Table 1

Chemical composition (wt.%) of the materials used in the present study

Materials C Si Mn Cu P S Ni Cr Mo N Fe
SAE1045 0.45 0.28 0.70 0.12 0.01 0.01 0.04 0.10 - - balance
AISI316L 0.03 0.85 1.6 - 0.045 0.03 13.9 17.68 3.4 0.1 balance

Table 2

Mechanical properties of the materials

Materials Tensile strength (MPa) Yield strength (MPa) Elongation (%) Hardness (Hv)
AISI316L 715 592 39 219
SAE1045 724 619 41.5 205

Fig. 1

Dimensions of the test specimens used in this study as per the ASTM standards for (a) tensile and (b) fatigue test

Fig. 2

Macrostructure of the friction welded joints shows the formation of weld flash of carbon steel (CS) and stainless steel (SS) and the width of dynamic recrystallization zone on CS side

Fig. 3

Young’s modulus of the materials at high temperatures

Fig. 4

Microstructure of the friction welded joint showing the different zones of base metal, TMAZ, DRX and weld interface

Fig. 5

Microstructures of the base materials (a) carbon steel and (b) stainless steel

Fig. 6

Microstructures of the joints showing weld interface with the several widths of mixed region (a) optical microstructures and enlarged view of selected area of (b) SEM microstructure

Fig. 7

Effect of burn-off length on the formation of mixed region at weld interface

Fig. 8

EBSD analysis of the joint interface to determine the change of gran size and its distribution with burn-off length (a) gray scale image quality map and (b) grain boundaries with unique grain colour map

Fig. 9

Nano indentations on the intermixing layers (a) hard layer and (b) soft layer

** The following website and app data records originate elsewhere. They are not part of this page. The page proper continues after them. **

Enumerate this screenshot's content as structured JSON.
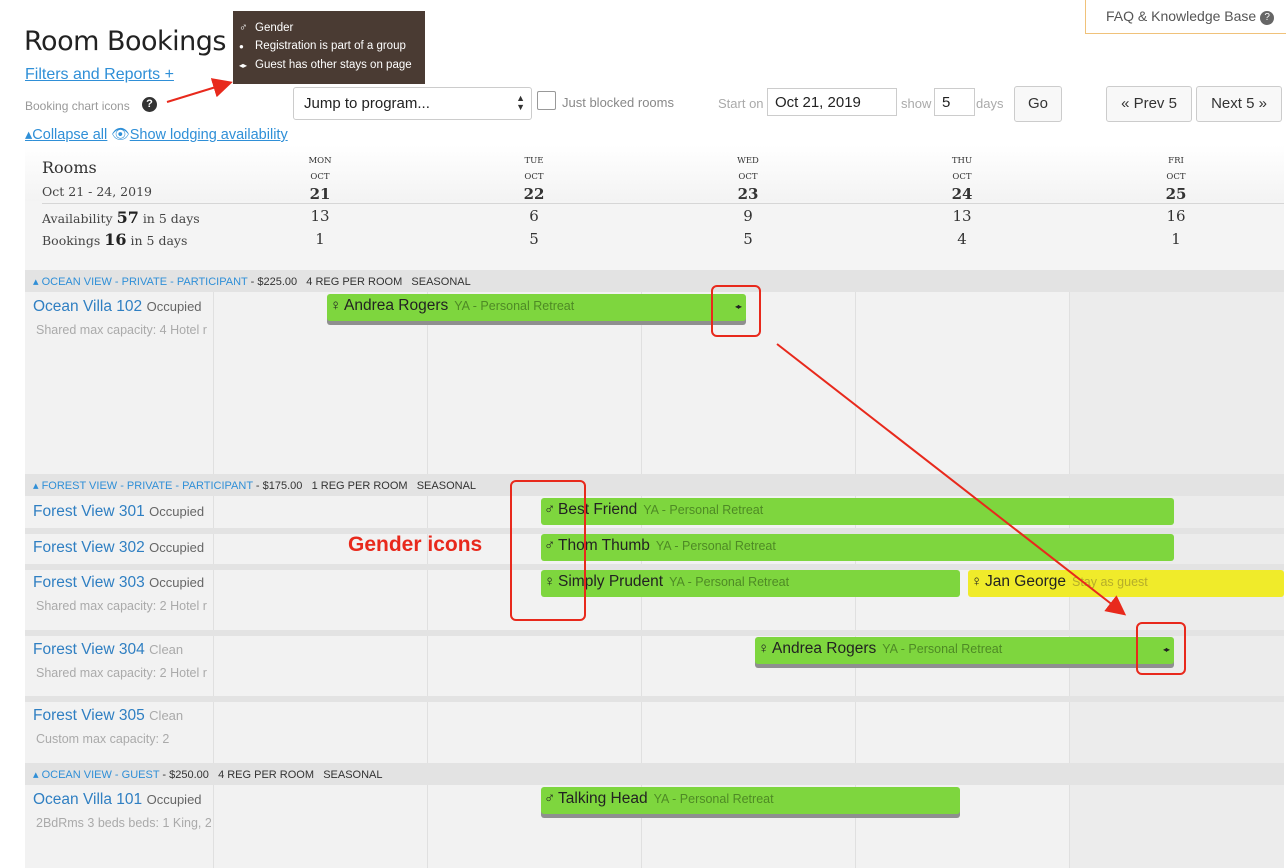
{
  "header": {
    "faq_label": "FAQ & Knowledge Base",
    "page_title": "Room Bookings",
    "filters_link": "Filters and Reports +",
    "icons_label": "Booking chart icons",
    "legend": [
      {
        "glyph": "♂",
        "text": "Gender"
      },
      {
        "glyph": "●",
        "text": "Registration is part of a group"
      },
      {
        "glyph": "◂▸",
        "text": "Guest has other stays on page"
      }
    ],
    "collapse_all": "Collapse all",
    "show_lodging": "Show lodging availability"
  },
  "toolbar": {
    "jump_select": "Jump to program...",
    "just_blocked": "Just blocked rooms",
    "start_on_label": "Start on",
    "start_date": "Oct 21, 2019",
    "show_label": "show",
    "days_value": "5",
    "days_label": "days",
    "go_label": "Go",
    "prev_label": "« Prev 5",
    "next_label": "Next 5 »"
  },
  "summary": {
    "rooms_title": "Rooms",
    "date_range": "Oct 21 - 24, 2019",
    "availability_label": "Availability",
    "availability_total": "57",
    "availability_suffix": "in 5 days",
    "bookings_label": "Bookings",
    "bookings_total": "16",
    "bookings_suffix": "in 5 days",
    "days": [
      {
        "dow": "MON",
        "mon": "OCT",
        "num": "21",
        "avail": "13",
        "book": "1"
      },
      {
        "dow": "TUE",
        "mon": "OCT",
        "num": "22",
        "avail": "6",
        "book": "5"
      },
      {
        "dow": "WED",
        "mon": "OCT",
        "num": "23",
        "avail": "9",
        "book": "5"
      },
      {
        "dow": "THU",
        "mon": "OCT",
        "num": "24",
        "avail": "13",
        "book": "4"
      },
      {
        "dow": "FRI",
        "mon": "OCT",
        "num": "25",
        "avail": "16",
        "book": "1"
      }
    ]
  },
  "groups": [
    {
      "name": "OCEAN VIEW - PRIVATE - PARTICIPANT",
      "price": "- $225.00",
      "per_room": "4 REG PER ROOM",
      "season": "SEASONAL"
    },
    {
      "name": "FOREST VIEW - PRIVATE - PARTICIPANT",
      "price": "- $175.00",
      "per_room": "1 REG PER ROOM",
      "season": "SEASONAL"
    },
    {
      "name": "OCEAN VIEW - GUEST",
      "price": "- $250.00",
      "per_room": "4 REG PER ROOM",
      "season": "SEASONAL"
    }
  ],
  "rooms": [
    {
      "name": "Ocean Villa 102",
      "status": "Occupied",
      "sub": "Shared max capacity: 4 Hotel r"
    },
    {
      "name": "Forest View 301",
      "status": "Occupied",
      "sub": ""
    },
    {
      "name": "Forest View 302",
      "status": "Occupied",
      "sub": ""
    },
    {
      "name": "Forest View 303",
      "status": "Occupied",
      "sub": "Shared max capacity: 2 Hotel r"
    },
    {
      "name": "Forest View 304",
      "status": "Clean",
      "sub": "Shared max capacity: 2 Hotel r"
    },
    {
      "name": "Forest View 305",
      "status": "Clean",
      "sub": "Custom max capacity: 2"
    },
    {
      "name": "Ocean Villa 101",
      "status": "Occupied",
      "sub": "2BdRms 3 beds beds: 1 King, 2"
    }
  ],
  "bookings": [
    {
      "gender": "♀",
      "guest": "Andrea Rogers",
      "program": "YA - Personal Retreat",
      "other": "◂▸"
    },
    {
      "gender": "♂",
      "guest": "Best Friend",
      "program": "YA - Personal Retreat"
    },
    {
      "gender": "♂",
      "guest": "Thom Thumb",
      "program": "YA - Personal Retreat"
    },
    {
      "gender": "♀",
      "guest": "Simply Prudent",
      "program": "YA - Personal Retreat"
    },
    {
      "gender": "♀",
      "guest": "Jan George",
      "program": "Stay as guest"
    },
    {
      "gender": "♀",
      "guest": "Andrea Rogers",
      "program": "YA - Personal Retreat",
      "other": "◂▸"
    },
    {
      "gender": "♂",
      "guest": "Talking Head",
      "program": "YA - Personal Retreat"
    }
  ],
  "annotation": {
    "gender_icons": "Gender icons",
    "color": "#e8291c"
  },
  "colors": {
    "booking_green": "#7ed63e",
    "booking_yellow": "#f0eb2a",
    "link_blue": "#2f8fd7",
    "legend_bg": "#4a3b33"
  }
}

Fig. 10

Microhardness distribution across the joint interface and other zones

Fig. 11

Tensile strength of the joints with different burn- off length

Fig. 12

SEM microstructures illustrates the fracture surface morphology of (a) and (c) tensile test and, (b) and (d) fatigue test